Kate Winslet has cut it fine. But with just three weeks of 2022 to go she gives what may well be the best small screen performance of the year in the arresting drama I Am Ruth.
The latest in Dominic Savage’s acclaimed series of standalone female-led programmes for Channel 4, it follows two previous mini-series of I Am . . . in 2019 and last year. The new feature-length episode (co-written by Winslet) tells an urgent, aching story about a mother’s struggle to get through to her social media-addled daughter who has retreated behind impenetrable emotional barricades.
To say that Winslet “plays” Ruth is an understatement — she inhabits the character to the point that we lose sight of the movie star. All the concern, frustration and love that swell and compete within Ruth as she begins to crack under the weight of her daughter’s withdrawal seems to be acutely felt by Winslet — etched on her skin, even — rather than just acted out.

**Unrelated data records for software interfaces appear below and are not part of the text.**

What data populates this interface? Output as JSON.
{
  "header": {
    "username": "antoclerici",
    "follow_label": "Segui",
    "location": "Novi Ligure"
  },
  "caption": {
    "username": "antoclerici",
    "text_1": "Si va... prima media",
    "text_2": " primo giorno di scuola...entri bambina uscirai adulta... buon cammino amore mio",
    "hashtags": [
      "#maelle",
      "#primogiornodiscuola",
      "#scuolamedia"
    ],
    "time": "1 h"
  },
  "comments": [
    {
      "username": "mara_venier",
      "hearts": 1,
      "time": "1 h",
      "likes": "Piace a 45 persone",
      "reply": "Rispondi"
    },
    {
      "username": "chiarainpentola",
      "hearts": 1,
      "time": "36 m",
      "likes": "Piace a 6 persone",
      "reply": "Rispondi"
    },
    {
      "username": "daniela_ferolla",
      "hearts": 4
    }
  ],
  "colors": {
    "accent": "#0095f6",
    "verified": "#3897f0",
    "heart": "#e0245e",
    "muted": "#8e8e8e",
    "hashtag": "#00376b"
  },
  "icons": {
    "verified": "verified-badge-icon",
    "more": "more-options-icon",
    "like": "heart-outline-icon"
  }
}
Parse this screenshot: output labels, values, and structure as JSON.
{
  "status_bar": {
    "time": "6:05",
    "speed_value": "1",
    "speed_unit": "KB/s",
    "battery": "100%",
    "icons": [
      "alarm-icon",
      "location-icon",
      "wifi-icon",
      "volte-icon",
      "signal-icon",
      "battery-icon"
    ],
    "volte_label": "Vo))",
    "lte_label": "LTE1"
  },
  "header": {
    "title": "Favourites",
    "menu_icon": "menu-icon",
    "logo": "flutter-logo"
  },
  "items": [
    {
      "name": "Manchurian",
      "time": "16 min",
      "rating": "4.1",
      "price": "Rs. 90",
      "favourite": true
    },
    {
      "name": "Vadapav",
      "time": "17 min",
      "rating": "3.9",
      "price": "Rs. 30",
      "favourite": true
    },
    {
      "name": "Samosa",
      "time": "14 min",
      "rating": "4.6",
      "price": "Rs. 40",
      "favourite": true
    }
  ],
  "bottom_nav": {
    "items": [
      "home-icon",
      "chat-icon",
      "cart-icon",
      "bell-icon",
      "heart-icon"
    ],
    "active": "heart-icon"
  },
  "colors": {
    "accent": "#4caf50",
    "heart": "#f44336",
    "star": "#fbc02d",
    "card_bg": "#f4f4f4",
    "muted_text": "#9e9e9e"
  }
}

The emotional authenticity that Winslet brings to the role is further amplified by the fact that she appears opposite her real-life daughter, Mia Threapleton, who plays the troubled 17-year-old Freya. Although such close-to-home casting might have yielded self-conscious performances, what we get instead is a drama elevated by instinctive, organic exchanges and moments of unaffected intimacy. This rawness can at times be overwhelming. There are several instances when the characters are so vulnerable — not least an utterly heartbreaking scene in which Ruth discovers that Freya has self-harmed — that it almost feels like intruding on a private family moment.
That Ruth and Freya seem so real is not solely thanks to the richness of the acting. Although the film is fictional, similar scenes are playing out in homes across the world. Billed as a story about “the endemic mental health crisis affecting young people”, the drama meaningfully illustrates the corrosive impact that social media can have on a person’s relationships and sense of self worth.
Yet the film is careful to avoid didacticism and judgment. Instead, it shows an abundance of compassion towards the characters who are consumed by their own perceived inadequacies. It recognises both how isolating it is to be a parent tasked with staying strong and constant while breaking apart on the inside, and how desperately hard it is to be a teenager in a time of merciless online scrutiny.
But some signs of hope emerge in the form of open communication. When Ruth stops concealing her distress and shares it, Freya in turn begins to articulate her own bewildering feelings of depression. Perhaps this exquisitely heartfelt drama will inspire viewers to do likewise.
Streaming now on All4